The darkly humorous “If I Can’t Make You Love Me,” the album’s only three–way co–write, fea­tures a “rave–up” instrumental break reminiscent of the Yardbirds medley that (per Steve) “was one of the Commandos’ big party pieces, back in the day…Chris added a musical saw along with that distorted harmonica and voice. There’s also a little nod to our late friend Bruce Allen of the Suburbs.”

Steve Almaas’ “When I Do It, It’s O.K.” was “a song that I wrote in ’96 for the first Suicide Commandos reunion. We played an outdoor festival on Lake Street in Minneapolis, and I swear it looked like there were 10,000 people watching! We played and it was really powerful – I thought then ‘shit, we should make a record!’ – but the time wasn’t right. Fast–forward twenty years, and Dave had established his business of building recording studios and fine–tuning listening rooms. He’d gotten some new gear for his house, so that he and Chris could work on songs in a comfortable setting. And of course in 1996 you couldn’t work on tracks long–distance, and now you can.”

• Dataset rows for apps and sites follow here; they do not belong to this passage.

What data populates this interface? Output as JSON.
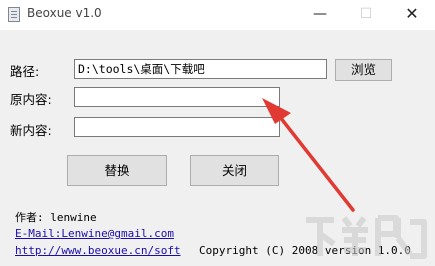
{
  "window": {
    "title": "Beoxue v1.0",
    "icon": "app-icon",
    "controls": {
      "minimize": "—",
      "maximize": "☐",
      "close": "✕"
    }
  },
  "form": {
    "path_label": "路径:",
    "path_value": "D:\\tools\\桌面\\下载吧",
    "browse_label": "浏览",
    "original_label": "原内容:",
    "original_value": "",
    "new_label": "新内容:",
    "new_value": ""
  },
  "buttons": {
    "replace_label": "替换",
    "close_label": "关闭"
  },
  "footer": {
    "author": "作者: lenwine",
    "email": "E-Mail:Lenwine@gmail.com",
    "website": "http://www.beoxue.cn/soft",
    "copyright": "Copyright (C) 2008 version 1.0.0"
  },
  "annotation": {
    "arrow_color": "#e03a32"
  }
}
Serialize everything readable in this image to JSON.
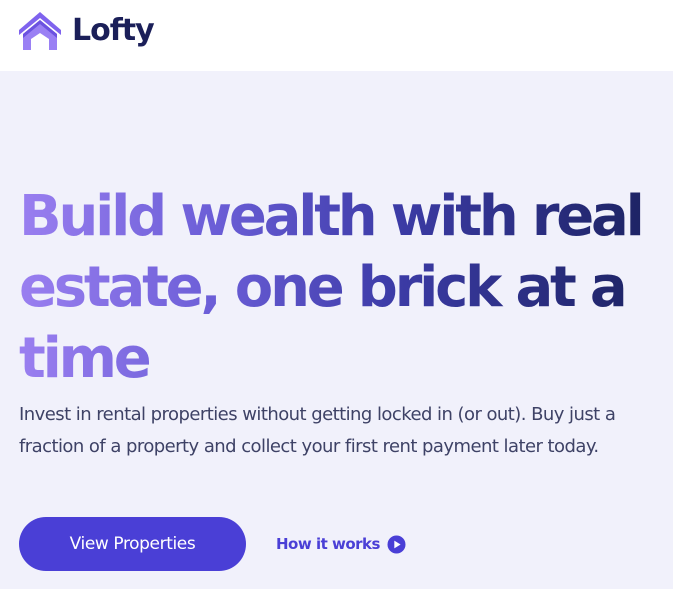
{
  "header": {
    "logo_text": "Lofty",
    "logo_icon": "house-icon",
    "brand_colors": [
      "#8b6ff0",
      "#5b4bd8",
      "#1b1f59"
    ]
  },
  "hero": {
    "headline": "Build wealth with real estate, one brick at a time",
    "subcopy": "Invest in rental properties without getting locked in (or out). Buy just a fraction of a property and collect your first rent payment later today.",
    "primary_cta": "View Properties",
    "secondary_cta": "How it works",
    "secondary_cta_icon": "play-circle-icon",
    "background": "#f1f1fb",
    "accent": "#4a3fd6"
  }
}
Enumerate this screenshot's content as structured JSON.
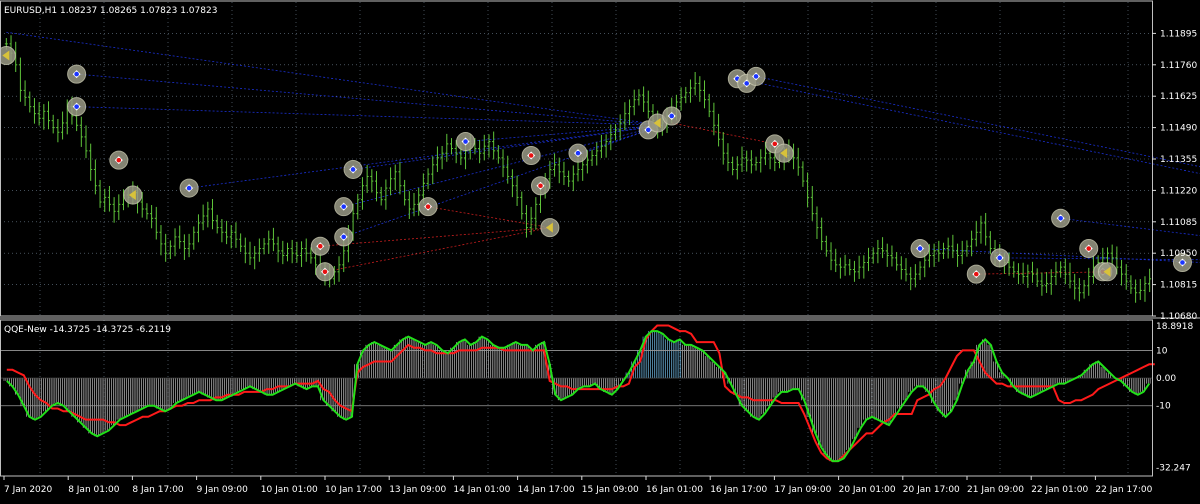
{
  "window": {
    "main_label": "EURUSD,H1  1.08237 1.08265 1.07823 1.07823",
    "indicator_label": "QQE-New -14.3725 -14.3725 -6.2119"
  },
  "colors": {
    "background": "#000000",
    "grid": "#6e7f8f",
    "bars": "#5fc53a",
    "blue_lines": "#1a2fcf",
    "red_lines": "#c81e1e",
    "qqe_fast": "#22e01a",
    "qqe_slow": "#ff1a1a",
    "histogram": "#d8d8d8",
    "histogram_alt": "#7fd0ff",
    "separator": "#c0c0c0"
  },
  "chart_data": [
    {
      "type": "candlestick",
      "symbol": "EURUSD",
      "timeframe": "H1",
      "title": "EURUSD,H1  1.08237 1.08265 1.07823 1.07823",
      "ylim": [
        1.1068,
        1.1203
      ],
      "y_ticks": [
        "1.11895",
        "1.11760",
        "1.11625",
        "1.11490",
        "1.11355",
        "1.11220",
        "1.11085",
        "1.10950",
        "1.10815",
        "1.10680"
      ],
      "x_ticks": [
        "7 Jan 2020",
        "8 Jan 01:00",
        "8 Jan 17:00",
        "9 Jan 09:00",
        "10 Jan 01:00",
        "10 Jan 17:00",
        "13 Jan 09:00",
        "14 Jan 01:00",
        "14 Jan 17:00",
        "15 Jan 09:00",
        "16 Jan 01:00",
        "16 Jan 17:00",
        "17 Jan 09:00",
        "20 Jan 01:00",
        "20 Jan 17:00",
        "21 Jan 09:00",
        "22 Jan 01:00",
        "22 Jan 17:00"
      ],
      "close": [
        1.1185,
        1.1181,
        1.1176,
        1.1165,
        1.1162,
        1.1158,
        1.1155,
        1.1153,
        1.1156,
        1.1152,
        1.1149,
        1.1147,
        1.1151,
        1.1158,
        1.1154,
        1.115,
        1.1145,
        1.1139,
        1.1131,
        1.1124,
        1.1117,
        1.1119,
        1.1116,
        1.1113,
        1.1116,
        1.112,
        1.1119,
        1.1121,
        1.1117,
        1.1114,
        1.1112,
        1.111,
        1.1104,
        1.1099,
        1.1095,
        1.1098,
        1.1102,
        1.11,
        1.1097,
        1.1099,
        1.1104,
        1.1108,
        1.1111,
        1.1114,
        1.1109,
        1.1106,
        1.1104,
        1.1102,
        1.1104,
        1.1101,
        1.1098,
        1.1095,
        1.1093,
        1.1095,
        1.1097,
        1.1099,
        1.1101,
        1.1099,
        1.1096,
        1.1094,
        1.1097,
        1.1095,
        1.1094,
        1.1097,
        1.1095,
        1.1093,
        1.109,
        1.1088,
        1.1086,
        1.1084,
        1.1087,
        1.109,
        1.1096,
        1.1104,
        1.1112,
        1.1118,
        1.1124,
        1.1128,
        1.1126,
        1.1121,
        1.1118,
        1.1123,
        1.1127,
        1.113,
        1.1124,
        1.1118,
        1.1114,
        1.1116,
        1.112,
        1.1125,
        1.1129,
        1.1133,
        1.1136,
        1.1138,
        1.1142,
        1.114,
        1.1138,
        1.1136,
        1.1139,
        1.1142,
        1.114,
        1.1138,
        1.1141,
        1.1143,
        1.1139,
        1.1136,
        1.1132,
        1.1128,
        1.1124,
        1.1119,
        1.1112,
        1.1106,
        1.111,
        1.1116,
        1.1121,
        1.1127,
        1.1131,
        1.1133,
        1.113,
        1.1128,
        1.1126,
        1.1129,
        1.1131,
        1.1133,
        1.1135,
        1.1137,
        1.1139,
        1.1141,
        1.1143,
        1.1146,
        1.1148,
        1.1151,
        1.1155,
        1.1158,
        1.1161,
        1.1163,
        1.116,
        1.1156,
        1.1152,
        1.1148,
        1.1151,
        1.1154,
        1.1157,
        1.116,
        1.1162,
        1.1164,
        1.1166,
        1.1168,
        1.1165,
        1.1161,
        1.1156,
        1.115,
        1.1144,
        1.1138,
        1.1134,
        1.1131,
        1.1133,
        1.1136,
        1.1135,
        1.1133,
        1.1134,
        1.1136,
        1.1138,
        1.1136,
        1.1134,
        1.1135,
        1.1137,
        1.1139,
        1.1136,
        1.1132,
        1.1126,
        1.1119,
        1.1112,
        1.1106,
        1.11,
        1.1096,
        1.1092,
        1.109,
        1.1089,
        1.109,
        1.1088,
        1.1087,
        1.1089,
        1.1091,
        1.1093,
        1.1095,
        1.1097,
        1.1096,
        1.1094,
        1.1093,
        1.109,
        1.1088,
        1.1086,
        1.1084,
        1.1086,
        1.1089,
        1.1092,
        1.1094,
        1.1096,
        1.1095,
        1.1097,
        1.1098,
        1.1096,
        1.1094,
        1.1096,
        1.1098,
        1.1101,
        1.1104,
        1.1108,
        1.1102,
        1.1097,
        1.1094,
        1.1092,
        1.1091,
        1.1089,
        1.1087,
        1.1086,
        1.1085,
        1.1087,
        1.1086,
        1.1083,
        1.1081,
        1.1082,
        1.1085,
        1.1087,
        1.1089,
        1.1086,
        1.1083,
        1.108,
        1.1078,
        1.1081,
        1.1085,
        1.1089,
        1.1091,
        1.1093,
        1.1095,
        1.1093,
        1.1089,
        1.1086,
        1.1083,
        1.108,
        1.1078,
        1.1079,
        1.1082,
        1.1084
      ],
      "arrows": [
        {
          "i": 0,
          "p": 1.118,
          "k": "close"
        },
        {
          "i": 15,
          "p": 1.1172,
          "k": "buy"
        },
        {
          "i": 15,
          "p": 1.1158,
          "k": "buy"
        },
        {
          "i": 24,
          "p": 1.1135,
          "k": "sell"
        },
        {
          "i": 27,
          "p": 1.112,
          "k": "close"
        },
        {
          "i": 39,
          "p": 1.1123,
          "k": "buy"
        },
        {
          "i": 67,
          "p": 1.1098,
          "k": "sell"
        },
        {
          "i": 68,
          "p": 1.1087,
          "k": "sell"
        },
        {
          "i": 72,
          "p": 1.1102,
          "k": "buy"
        },
        {
          "i": 72,
          "p": 1.1115,
          "k": "buy"
        },
        {
          "i": 74,
          "p": 1.1131,
          "k": "buy"
        },
        {
          "i": 90,
          "p": 1.1115,
          "k": "sell"
        },
        {
          "i": 98,
          "p": 1.1143,
          "k": "buy"
        },
        {
          "i": 112,
          "p": 1.1137,
          "k": "sell"
        },
        {
          "i": 114,
          "p": 1.1124,
          "k": "sell"
        },
        {
          "i": 116,
          "p": 1.1106,
          "k": "close"
        },
        {
          "i": 122,
          "p": 1.1138,
          "k": "buy"
        },
        {
          "i": 137,
          "p": 1.1148,
          "k": "buy"
        },
        {
          "i": 139,
          "p": 1.1151,
          "k": "close"
        },
        {
          "i": 142,
          "p": 1.1154,
          "k": "buy"
        },
        {
          "i": 156,
          "p": 1.117,
          "k": "buy"
        },
        {
          "i": 158,
          "p": 1.1168,
          "k": "buy"
        },
        {
          "i": 160,
          "p": 1.1171,
          "k": "buy"
        },
        {
          "i": 164,
          "p": 1.1142,
          "k": "sell"
        },
        {
          "i": 166,
          "p": 1.1138,
          "k": "close"
        },
        {
          "i": 195,
          "p": 1.1097,
          "k": "buy"
        },
        {
          "i": 207,
          "p": 1.1086,
          "k": "sell"
        },
        {
          "i": 212,
          "p": 1.1093,
          "k": "buy"
        },
        {
          "i": 225,
          "p": 1.111,
          "k": "buy"
        },
        {
          "i": 231,
          "p": 1.1097,
          "k": "sell"
        },
        {
          "i": 234,
          "p": 1.1087,
          "k": "sell"
        },
        {
          "i": 235,
          "p": 1.1087,
          "k": "close"
        },
        {
          "i": 251,
          "p": 1.1091,
          "k": "buy"
        },
        {
          "i": 265,
          "p": 1.1086,
          "k": "sell"
        }
      ]
    },
    {
      "type": "line",
      "title": "QQE-New -14.3725 -14.3725 -6.2119",
      "ylim": [
        -35.4,
        21.0
      ],
      "y_ticks": [
        "18.8918",
        "10",
        "0.00",
        "-10",
        "-32.247"
      ],
      "levels": [
        10,
        -10
      ],
      "series": [
        {
          "name": "fast",
          "values": [
            -1,
            -3,
            -6,
            -10,
            -14,
            -15,
            -14,
            -12,
            -10,
            -9,
            -10,
            -12,
            -14,
            -16,
            -18,
            -20,
            -21,
            -20,
            -19,
            -17,
            -15,
            -14,
            -13,
            -12,
            -11,
            -10,
            -10,
            -11,
            -12,
            -11,
            -9,
            -8,
            -7,
            -6,
            -5,
            -6,
            -7,
            -8,
            -8,
            -7,
            -6,
            -5,
            -4,
            -3,
            -4,
            -5,
            -6,
            -6,
            -5,
            -4,
            -3,
            -2,
            -3,
            -4,
            -3,
            -3,
            -8,
            -10,
            -12,
            -14,
            -15,
            -14,
            5,
            10,
            12,
            13,
            12,
            11,
            10,
            12,
            14,
            15,
            14,
            13,
            12,
            13,
            12,
            10,
            9,
            11,
            13,
            14,
            12,
            13,
            15,
            14,
            12,
            11,
            11,
            12,
            13,
            12,
            12,
            10,
            12,
            13,
            5,
            -6,
            -8,
            -7,
            -6,
            -4,
            -3,
            -3,
            -2,
            -4,
            -5,
            -6,
            -4,
            -1,
            2,
            6,
            10,
            15,
            17,
            17,
            16,
            14,
            13,
            14,
            12,
            12,
            11,
            10,
            8,
            6,
            4,
            2,
            -2,
            -6,
            -10,
            -12,
            -14,
            -15,
            -13,
            -10,
            -7,
            -5,
            -5,
            -4,
            -4,
            -8,
            -14,
            -20,
            -25,
            -28,
            -30,
            -30,
            -29,
            -26,
            -22,
            -18,
            -15,
            -14,
            -15,
            -16,
            -17,
            -14,
            -11,
            -8,
            -5,
            -3,
            -3,
            -5,
            -9,
            -12,
            -14,
            -12,
            -8,
            -2,
            3,
            6,
            12,
            14,
            12,
            6,
            2,
            0,
            -3,
            -5,
            -6,
            -7,
            -6,
            -5,
            -4,
            -3,
            -2,
            -2,
            -1,
            0,
            1,
            3,
            5,
            6,
            4,
            2,
            0,
            -1,
            -3,
            -5,
            -6,
            -5,
            -2
          ]
        },
        {
          "name": "slow",
          "values": [
            3,
            3,
            2,
            1,
            -3,
            -6,
            -8,
            -9,
            -11,
            -11,
            -12,
            -12,
            -13,
            -14,
            -15,
            -15,
            -15,
            -15,
            -16,
            -16,
            -17,
            -17,
            -16,
            -15,
            -14,
            -14,
            -13,
            -12,
            -12,
            -11,
            -10,
            -10,
            -9,
            -9,
            -8,
            -8,
            -8,
            -7,
            -7,
            -6,
            -6,
            -6,
            -5,
            -5,
            -5,
            -5,
            -4,
            -4,
            -3,
            -3,
            -3,
            -2,
            -2,
            -2,
            -2,
            -1,
            -4,
            -5,
            -8,
            -10,
            -11,
            -12,
            2,
            4,
            5,
            6,
            6,
            6,
            6,
            8,
            10,
            12,
            11,
            11,
            10,
            10,
            9,
            9,
            9,
            9,
            10,
            10,
            10,
            10,
            11,
            11,
            11,
            11,
            10,
            10,
            10,
            10,
            10,
            10,
            10,
            10,
            -1,
            -2,
            -3,
            -3,
            -4,
            -4,
            -4,
            -4,
            -4,
            -4,
            -4,
            -4,
            -3,
            -3,
            -2,
            4,
            6,
            14,
            17,
            19,
            19,
            19,
            18,
            17,
            17,
            16,
            13,
            13,
            13,
            13,
            9,
            -3,
            -5,
            -6,
            -7,
            -7,
            -8,
            -8,
            -8,
            -8,
            -8,
            -9,
            -9,
            -9,
            -9,
            -13,
            -18,
            -23,
            -27,
            -29,
            -30,
            -30,
            -28,
            -26,
            -24,
            -22,
            -20,
            -20,
            -18,
            -16,
            -15,
            -13,
            -13,
            -13,
            -13,
            -8,
            -7,
            -6,
            -4,
            -3,
            0,
            4,
            8,
            10,
            10,
            10,
            6,
            2,
            0,
            -2,
            -2,
            -3,
            -3,
            -3,
            -3,
            -3,
            -3,
            -3,
            -3,
            -3,
            -8,
            -9,
            -9,
            -8,
            -8,
            -7,
            -6,
            -4,
            -3,
            -2,
            -1,
            0,
            1,
            2,
            3,
            4,
            5,
            5
          ]
        }
      ]
    }
  ]
}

If a single song could be said to sum up Time Bomb’s vibe, it might be Chris Osgood’s “Late Lost Stolen Mangled Misdirected” – in particular, the line “Sometimes something broken gets resurrected…”

“In a way, that song is about this entire project,” Chris muses. “Not that we were ‘broken,’ exactly, but at our age we’ve been all those things. I like to think that it’s a hopeful song. The title comes from the disclaimer used for all sorts of contests and promotions: ‘Not responsi­ble for entries that are,’ etc. Maybe it’s about all of us entering the contest of life, in which all those things happen to us inevitably.”

“I’m viewing Time Bomb as the Suicide Commandos’ chance to stake our small claim in the annals of music history,” says Steve Almaas. “When people talk about the original American punk rock bands, I would like our name to be listed among them.”